Visiting Japan during Sakura season is definitely one for the bucket list. It’s no secret that I’m a huge Japan-lover, which you can probably sense from the sheer amount of posts I’ve written about Japan. Yes, I had visited Japan many times, but my favorite had to be when I went during the peak of Sakura (Cherry Blossom) season.
Here is a bit of a back story – when I booked the trip I didn’t even know it was going to be Sakura season! I went because I was meeting up with one of my bestest friends from college, Kat, whom I hadn’t seen in person close to eight years and was flying in from LA. So it was already a huge trip for me, and the pleasant surprise only made the trip even more memorable.
What you need to know about Sakura season
Cherry Blossom season, or locally known as Sakura, is indeed a very magical time to be in Japan. The entire country is covered in a pink blanket of the delicate flower. The Sakura trees were literally everywhere, and you can even see bits and pieces of them as you are taking the train into the city from whatever airport you flew in from. Sakura is clearly an important part of Japanese culture – important enough to warrant its own emoji! 🌸🌸
When to go for Sakura-viewing
The Sakura season varies each year from late March to late-April / early May. Sakura season is such an important time in Japan that each year they’d have an official Sakura forecast published by the Japan Weather Association. For us English-speakers, we can always count on japan-guide.com to publish a translation of the Sakura forecast here, including the predicted best time for viewing.
Sakura flower is quite fragile and they fall off very easily. Each time the wind blows even just a little bit, a drone pink petals would rain down all around you. While this undoubtedly makes for a beautiful sight, this also means the flowers won’t stay around long – it could take as short as one week from the start of the bloom to the pink petals falling off. I heard it could be even shorter if it happens to rain a lot that year.
Although Sakura trees can be found everywhere in Japan, we have to remember that it is a country that goes long from North to South. The temperature varies from the one tip of the country to another and because of that, the Sakura season also varies from region to region depending on where they sit geographically.
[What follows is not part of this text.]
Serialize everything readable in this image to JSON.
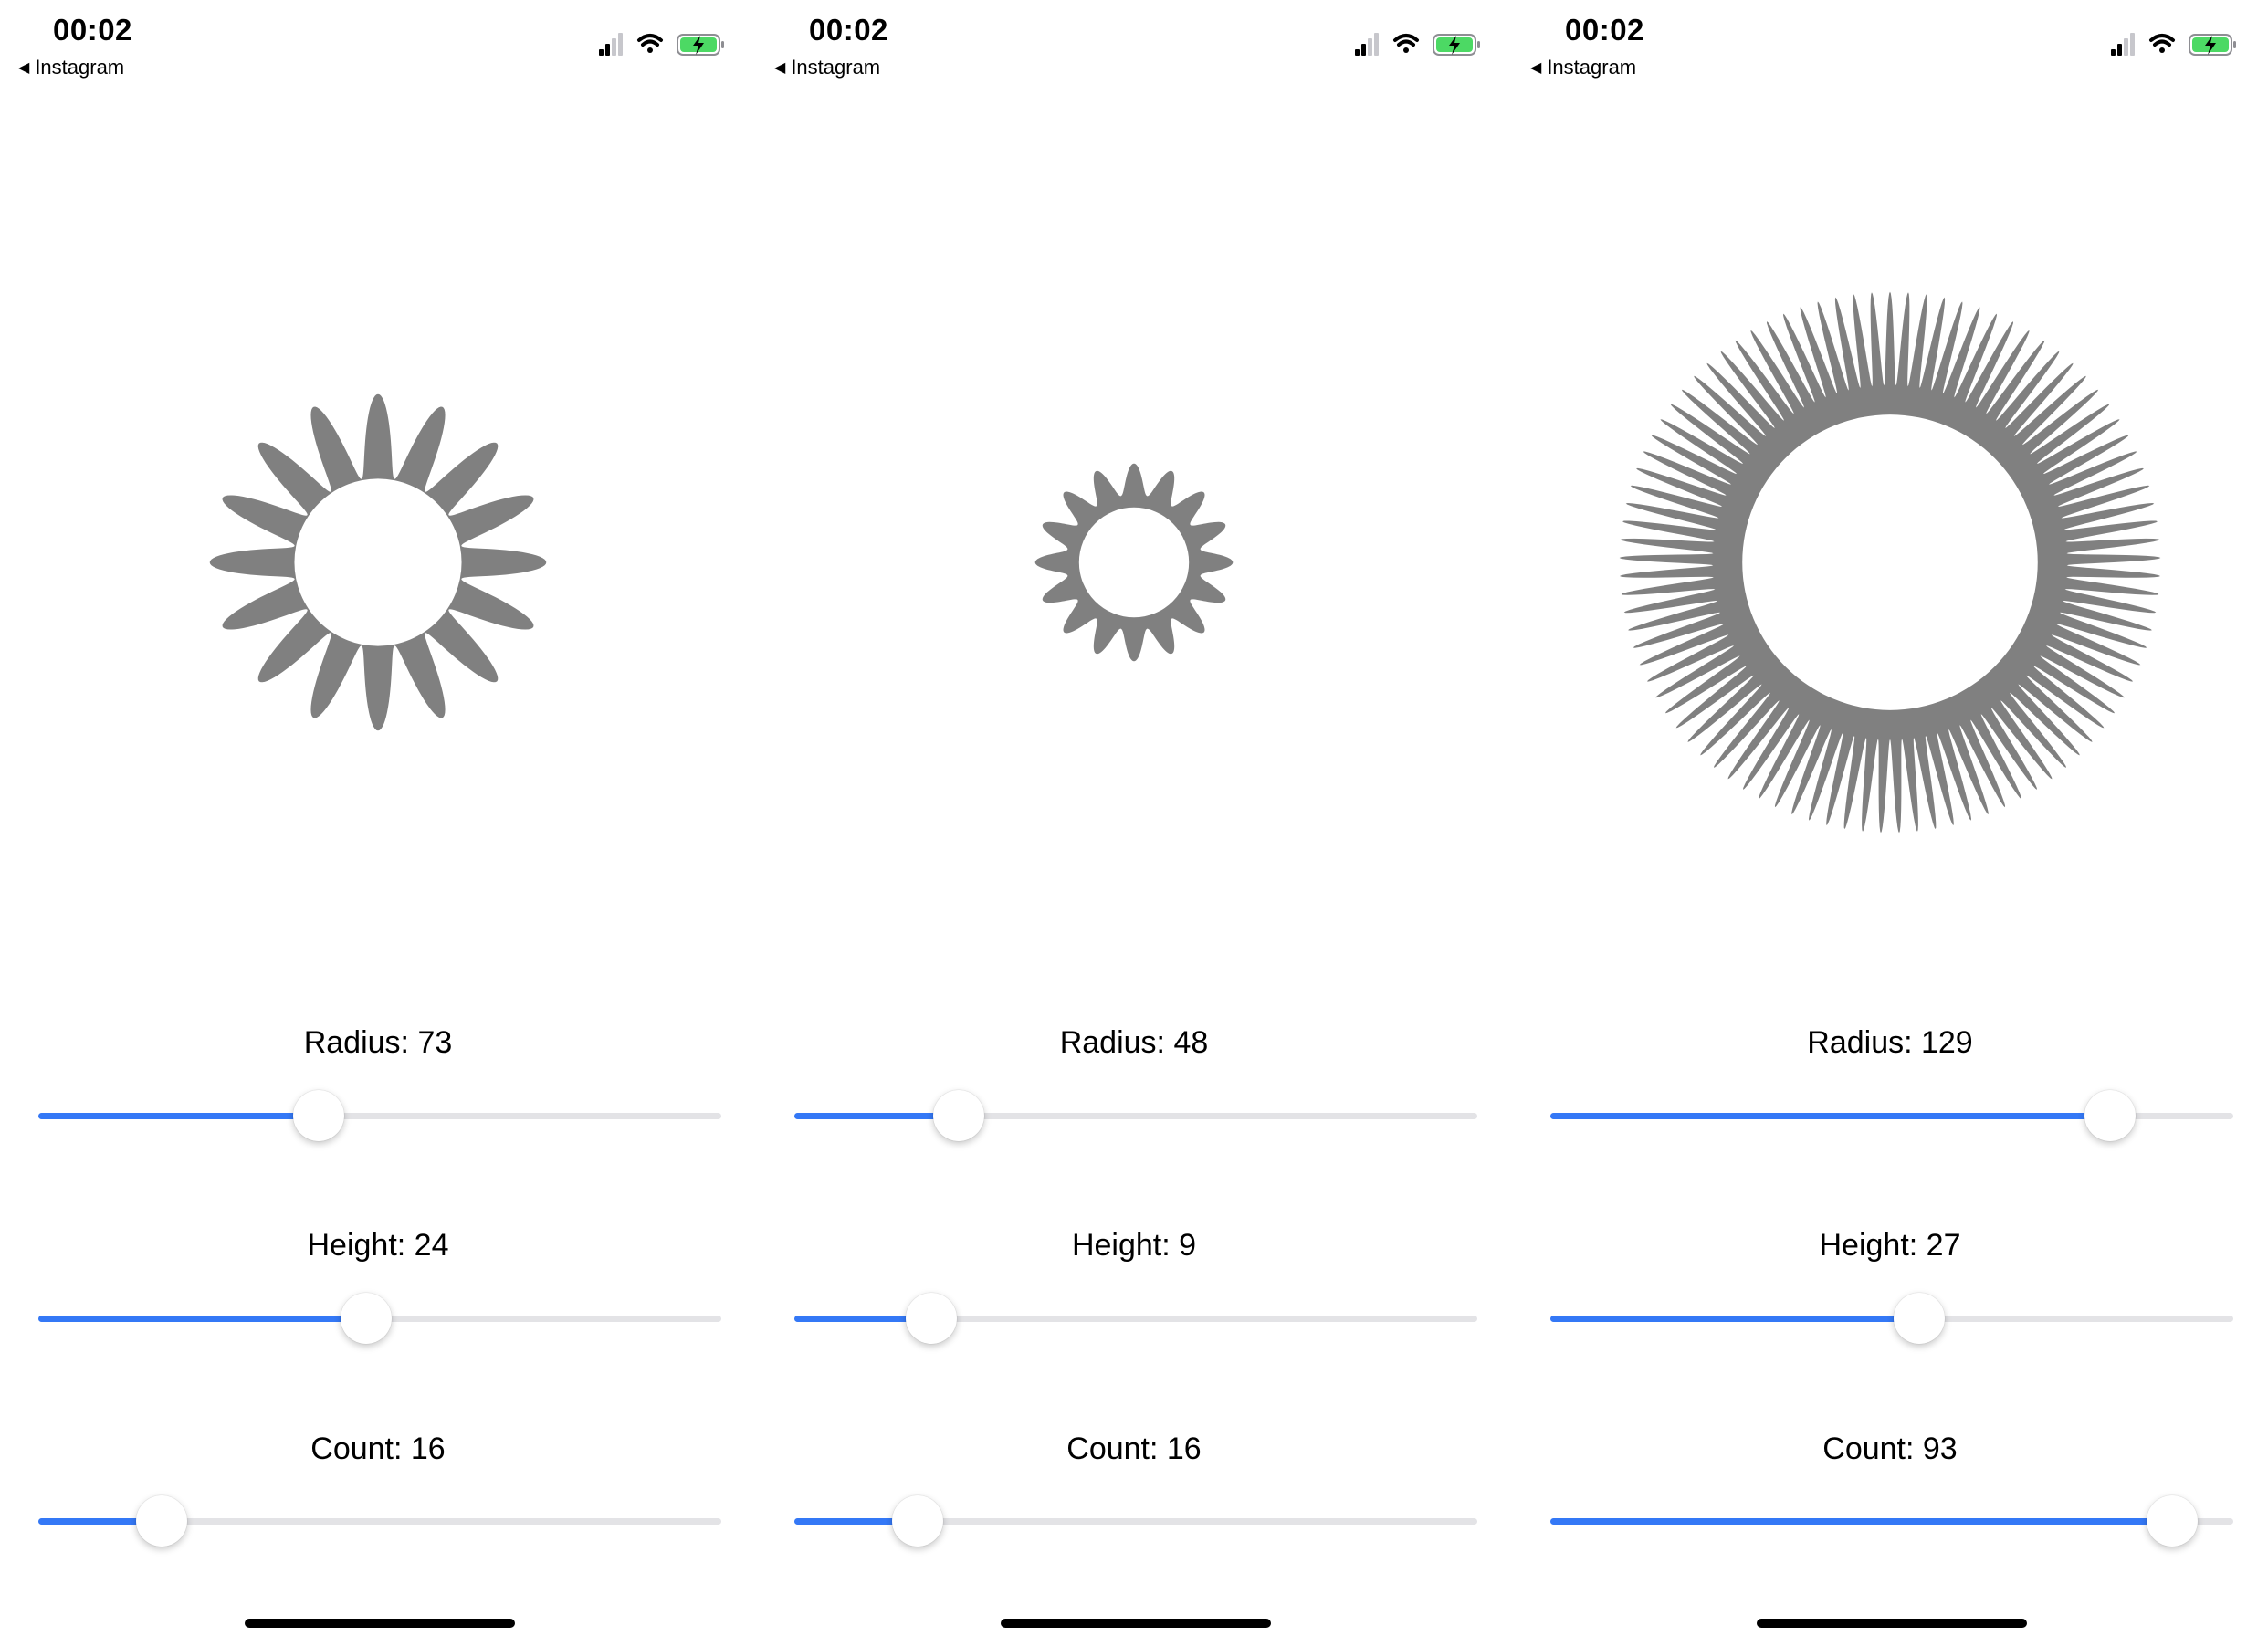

Generally, the southern area warms up first and the Sakura trees in those areas would bloom earlier, while the Northern area might not see Sakura blooming until a month later. This is why the forecast is such a big deal!
Hanami: The Japanese Sakura-viewing tradition
For centuries, Japanese have long celebrated the blooming of Sakura as a happy mark to the start of spring and to welcome warmer weather. At the peak of Sakura bloom, many would flock to the nearest park and have a picnic party with friends and family while enjoying the sight of Sakura. This tradition is called Hanami 花見 which literally means “flower-watching” (Hana 花 = Flowers; Mi 見 = Eyes / to watch)
If you happen to be in Japan during this time you can try participating in Hanami, but you need to know what to expect – the parks can get very crowded and getting the best viewing spot is extremely competitive. You can read more about Hanami and etiquette during Hanami here.
You can also just visit the park and just walk around while enjoying the flowers. This is what we did when we visited Arashiyama in Kyoto – we found a park by the river with tons of Sakura trees and just sat around while watching the pink flower. There are usually plenty of street food and snack vendors around the park in case you get hungry!
Traditional Food you can enjoy during Sakura Season
During Sakura season, Japanese love to incorporate Sakura into their food, most notably into their desserts. Everything seems to have “Sakura” in them, but I think these two sweets are the most traditional in relation to Sakura and spring season:
1. Hanami Dango
My favorite is the Hanami Dango (花見団子) – yes, it’s THAT 🍡 mysterious emoji. Japanese eats dango (rice dumpling) as snack all-year round, but this variation with pink, white and green is traditionally eaten during Hanami or spring season. The pink color comes from either Sakura flower itself, or azuki (red beans) and the green is from green tea. It is said that the pink, white and green symbolizes the blooming Sakura, the white sky and the green grass the trees grow on.
2. Sakura Mochi
I also loved the Sakura Mochi (桜餅), which is beautiful pink rice cake with sweet red bean paste in the middle, wrapped in pickled sakura leaf. There are two versions of sakura mochi, one made with rice flour (Kanto/Tokyo style) or glutinous rice (Kansai style). Since I was in Kansai during my trip, I had the Kansai style Sakura Mochi!
Alright, I hope that helps! I’ll end off this post with a photo of us goofing off in front of Sakura trees, which is basically what we did 90% of the time we were there :p